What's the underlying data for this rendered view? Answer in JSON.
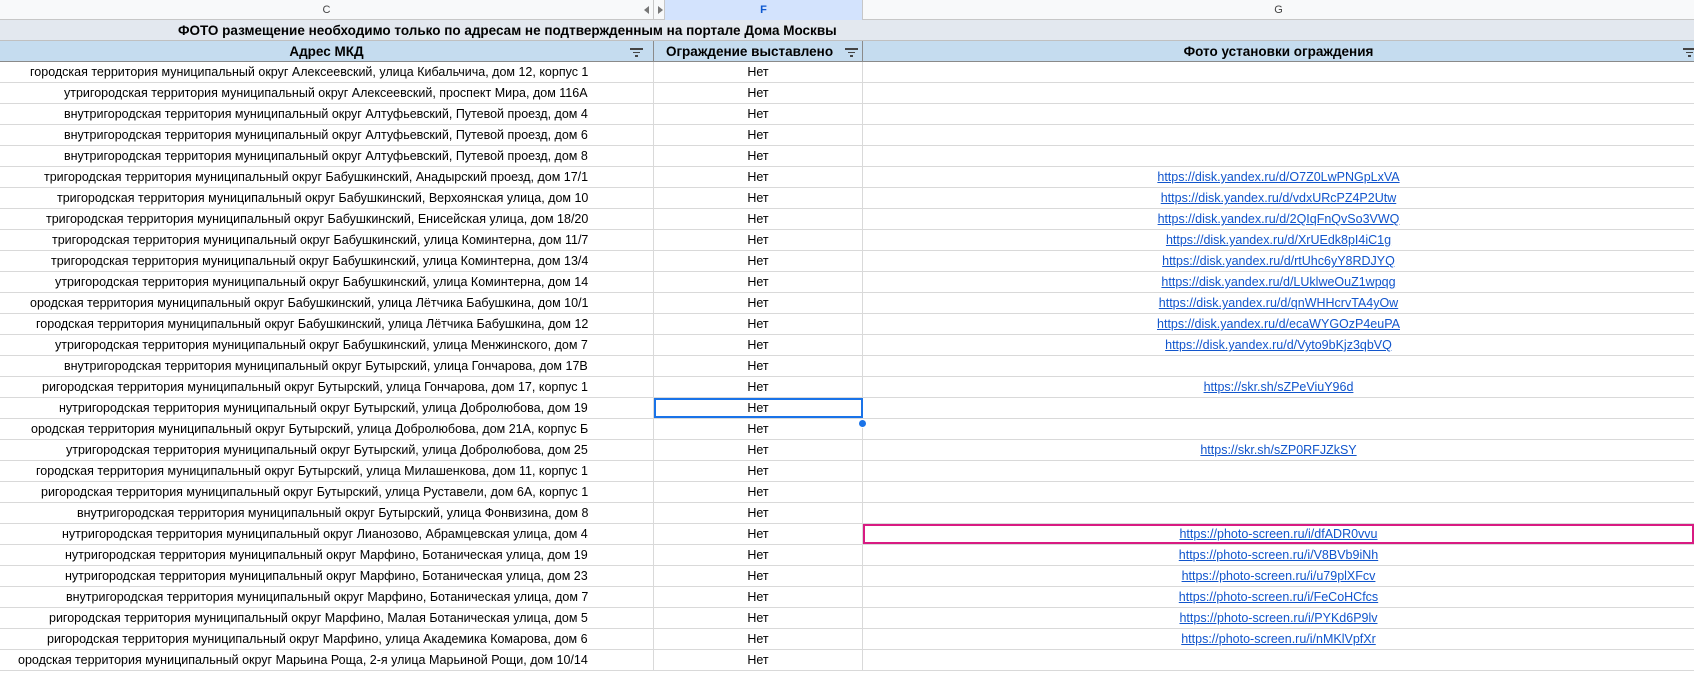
{
  "column_letters": {
    "c": "C",
    "f": "F",
    "g": "G"
  },
  "title": "ФОТО размещение необходимо только по адресам не подтвержденным на портале Дома Москвы",
  "headers": {
    "address": "Адрес МКД",
    "fence": "Ограждение выставлено",
    "photo": "Фото установки ограждения"
  },
  "rows": [
    {
      "address": "городская территория муниципальный округ Алексеевский, улица Кибальчича, дом 12, корпус 1",
      "fence": "Нет",
      "photo": ""
    },
    {
      "address": "утригородская территория муниципальный округ Алексеевский, проспект Мира, дом 116А",
      "fence": "Нет",
      "photo": ""
    },
    {
      "address": "внутригородская территория муниципальный округ Алтуфьевский, Путевой проезд, дом 4",
      "fence": "Нет",
      "photo": ""
    },
    {
      "address": "внутригородская территория муниципальный округ Алтуфьевский, Путевой проезд, дом 6",
      "fence": "Нет",
      "photo": ""
    },
    {
      "address": "внутригородская территория муниципальный округ Алтуфьевский, Путевой проезд, дом 8",
      "fence": "Нет",
      "photo": ""
    },
    {
      "address": "тригородская территория муниципальный округ Бабушкинский, Анадырский проезд, дом 17/1",
      "fence": "Нет",
      "photo": "https://disk.yandex.ru/d/O7Z0LwPNGpLxVA"
    },
    {
      "address": "тригородская территория муниципальный округ Бабушкинский, Верхоянская улица, дом 10",
      "fence": "Нет",
      "photo": "https://disk.yandex.ru/d/vdxURcPZ4P2Utw"
    },
    {
      "address": "тригородская территория муниципальный округ Бабушкинский, Енисейская улица, дом 18/20",
      "fence": "Нет",
      "photo": "https://disk.yandex.ru/d/2QIqFnQvSo3VWQ"
    },
    {
      "address": "тригородская территория муниципальный округ Бабушкинский, улица Коминтерна, дом 11/7",
      "fence": "Нет",
      "photo": "https://disk.yandex.ru/d/XrUEdk8pI4iC1g"
    },
    {
      "address": "тригородская территория муниципальный округ Бабушкинский, улица Коминтерна, дом 13/4",
      "fence": "Нет",
      "photo": "https://disk.yandex.ru/d/rtUhc6yY8RDJYQ"
    },
    {
      "address": "утригородская территория муниципальный округ Бабушкинский, улица Коминтерна, дом 14",
      "fence": "Нет",
      "photo": "https://disk.yandex.ru/d/LUklweOuZ1wpqg"
    },
    {
      "address": "ородская территория муниципальный округ Бабушкинский, улица Лётчика Бабушкина, дом 10/1",
      "fence": "Нет",
      "photo": "https://disk.yandex.ru/d/qnWHHcrvTA4yOw"
    },
    {
      "address": "городская территория муниципальный округ Бабушкинский, улица Лётчика Бабушкина, дом 12",
      "fence": "Нет",
      "photo": "https://disk.yandex.ru/d/ecaWYGOzP4euPA"
    },
    {
      "address": "утригородская территория муниципальный округ Бабушкинский, улица Менжинского, дом 7",
      "fence": "Нет",
      "photo": "https://disk.yandex.ru/d/Vyto9bKjz3qbVQ"
    },
    {
      "address": "внутригородская территория муниципальный округ Бутырский, улица Гончарова, дом 17В",
      "fence": "Нет",
      "photo": ""
    },
    {
      "address": "ригородская территория муниципальный округ Бутырский, улица Гончарова, дом 17, корпус 1",
      "fence": "Нет",
      "photo": "https://skr.sh/sZPeViuY96d"
    },
    {
      "address": "нутригородская территория муниципальный округ Бутырский, улица Добролюбова, дом 19",
      "fence": "Нет",
      "photo": ""
    },
    {
      "address": "ородская территория муниципальный округ Бутырский, улица Добролюбова, дом 21А, корпус Б",
      "fence": "Нет",
      "photo": ""
    },
    {
      "address": "утригородская территория муниципальный округ Бутырский, улица Добролюбова, дом 25",
      "fence": "Нет",
      "photo": "https://skr.sh/sZP0RFJZkSY"
    },
    {
      "address": "городская территория муниципальный округ Бутырский, улица Милашенкова, дом 11, корпус 1",
      "fence": "Нет",
      "photo": ""
    },
    {
      "address": "ригородская территория муниципальный округ Бутырский, улица Руставели, дом 6А, корпус 1",
      "fence": "Нет",
      "photo": ""
    },
    {
      "address": "внутригородская территория муниципальный округ Бутырский, улица Фонвизина, дом 8",
      "fence": "Нет",
      "photo": ""
    },
    {
      "address": "нутригородская территория муниципальный округ Лианозово, Абрамцевская улица, дом 4",
      "fence": "Нет",
      "photo": "https://photo-screen.ru/i/dfADR0vvu"
    },
    {
      "address": "нутригородская территория муниципальный округ Марфино, Ботаническая улица, дом 19",
      "fence": "Нет",
      "photo": "https://photo-screen.ru/i/V8BVb9iNh"
    },
    {
      "address": "нутригородская территория муниципальный округ Марфино, Ботаническая улица, дом 23",
      "fence": "Нет",
      "photo": "https://photo-screen.ru/i/u79plXFcv"
    },
    {
      "address": "внутригородская территория муниципальный округ Марфино, Ботаническая улица, дом 7",
      "fence": "Нет",
      "photo": "https://photo-screen.ru/i/FeCoHCfcs"
    },
    {
      "address": "ригородская территория муниципальный округ Марфино, Малая Ботаническая улица, дом 5",
      "fence": "Нет",
      "photo": "https://photo-screen.ru/i/PYKd6P9lv"
    },
    {
      "address": "ригородская территория муниципальный округ Марфино, улица Академика Комарова, дом 6",
      "fence": "Нет",
      "photo": "https://photo-screen.ru/i/nMKlVpfXr"
    },
    {
      "address": "ородская территория муниципальный округ Марьина Роща, 2-я улица Марьиной Рощи, дом 10/14",
      "fence": "Нет",
      "photo": ""
    }
  ]
}
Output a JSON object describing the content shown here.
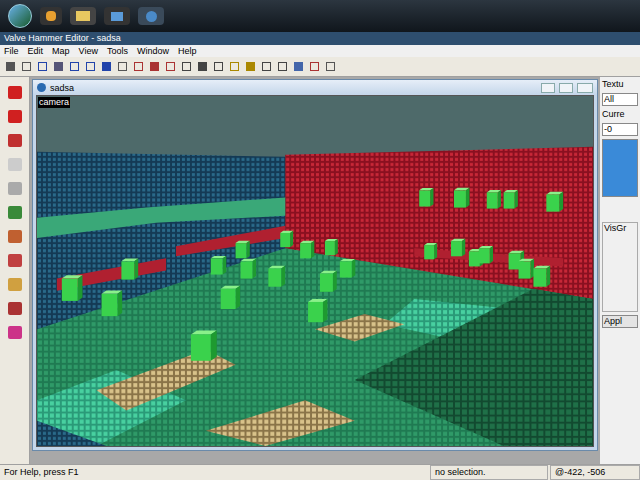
{
  "window": {
    "title": "Valve Hammer Editor - sadsa"
  },
  "menu": [
    "File",
    "Edit",
    "Map",
    "View",
    "Tools",
    "Window",
    "Help"
  ],
  "child_window": {
    "title": "sadsa",
    "viewport_label": "camera"
  },
  "right_panel": {
    "texture_label": "Textu",
    "filter": "All",
    "current_label": "Curre",
    "current_value": "-0",
    "visgroups_label": "VisGr",
    "apply_button": "Appl"
  },
  "status_bar": {
    "help": "For Help, press F1",
    "selection": "no selection.",
    "coords": "@-422, -506"
  }
}
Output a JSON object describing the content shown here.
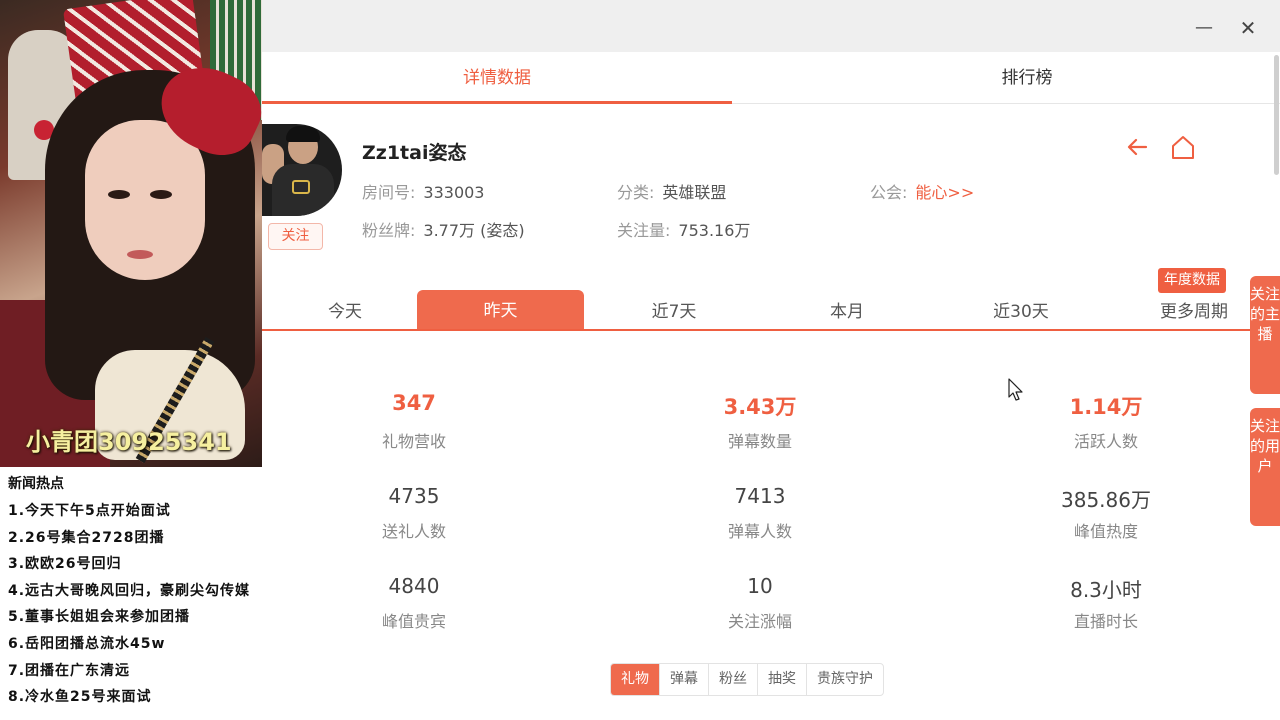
{
  "video": {
    "caption": "小青团30925341"
  },
  "news": {
    "title": "新闻热点",
    "items": [
      "1.今天下午5点开始面试",
      "2.26号集合2728团播",
      "3.欧欧26号回归",
      "4.远古大哥晚风回归，豪刷尖勾传媒",
      "5.董事长姐姐会来参加团播",
      "6.岳阳团播总流水45w",
      "7.团播在广东清远",
      "8.冷水鱼25号来面试"
    ]
  },
  "window": {
    "minimize": "—",
    "close": "✕"
  },
  "tabs": [
    {
      "label": "详情数据",
      "active": true
    },
    {
      "label": "排行榜",
      "active": false
    }
  ],
  "streamer": {
    "name": "Zz1tai姿态",
    "follow_label": "关注",
    "room_label": "房间号:",
    "room_value": "333003",
    "category_label": "分类:",
    "category_value": "英雄联盟",
    "guild_label": "公会:",
    "guild_value": "能心>>",
    "fanbadge_label": "粉丝牌:",
    "fanbadge_value": "3.77万 (姿态)",
    "followers_label": "关注量:",
    "followers_value": "753.16万"
  },
  "icons": {
    "back": "back-arrow-icon",
    "home": "home-icon"
  },
  "annual_badge": "年度数据",
  "periods": [
    "今天",
    "昨天",
    "近7天",
    "本月",
    "近30天",
    "更多周期"
  ],
  "active_period": "昨天",
  "stats": [
    {
      "value": "347",
      "label": "礼物营收",
      "highlight": true
    },
    {
      "value": "3.43万",
      "label": "弹幕数量",
      "highlight": true
    },
    {
      "value": "1.14万",
      "label": "活跃人数",
      "highlight": true
    },
    {
      "value": "4735",
      "label": "送礼人数",
      "highlight": false
    },
    {
      "value": "7413",
      "label": "弹幕人数",
      "highlight": false
    },
    {
      "value": "385.86万",
      "label": "峰值热度",
      "highlight": false
    },
    {
      "value": "4840",
      "label": "峰值贵宾",
      "highlight": false
    },
    {
      "value": "10",
      "label": "关注涨幅",
      "highlight": false
    },
    {
      "value": "8.3小时",
      "label": "直播时长",
      "highlight": false
    }
  ],
  "side_tabs": [
    "关注的主播",
    "关注的用户"
  ],
  "subtabs": [
    "礼物",
    "弹幕",
    "粉丝",
    "抽奖",
    "贵族守护"
  ],
  "active_subtab": "礼物",
  "colors": {
    "accent": "#ef5f41"
  }
}
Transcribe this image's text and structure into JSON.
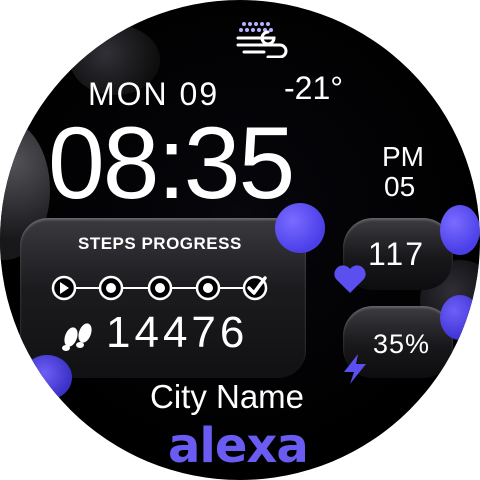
{
  "date": {
    "day_name": "MON",
    "day_number": "09"
  },
  "weather": {
    "icon": "wind-icon",
    "temperature": "-21°"
  },
  "time": {
    "hours_minutes": "08:35",
    "ampm": "PM",
    "seconds": "05"
  },
  "steps": {
    "title": "STEPS PROGRESS",
    "value": "14476",
    "progress_icons": [
      "play-icon",
      "dot-icon",
      "dot-icon",
      "dot-icon",
      "dot-icon",
      "check-icon"
    ],
    "icon": "footprints-icon"
  },
  "heart_rate": {
    "value": "117",
    "icon": "heart-icon"
  },
  "battery": {
    "value": "35%",
    "icon": "bolt-icon"
  },
  "city": "City Name",
  "brand": "alexa",
  "colors": {
    "accent": "#6a5cf2",
    "text": "#ffffff",
    "background": "#000000"
  }
}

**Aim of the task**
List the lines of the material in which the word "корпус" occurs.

**Result of this task**
      "address": "городская территория муниципальный округ Алексеевский, улица Кибальчича, дом 12, корпус 1",
      "address": "ригородская территория муниципальный округ Бутырский, улица Гончарова, дом 17, корпус 1",
      "address": "ородская территория муниципальный округ Бутырский, улица Добролюбова, дом 21А, корпус Б",
      "address": "городская территория муниципальный округ Бутырский, улица Милашенкова, дом 11, корпус 1",
      "address": "ригородская территория муниципальный округ Бутырский, улица Руставели, дом 6А, корпус 1",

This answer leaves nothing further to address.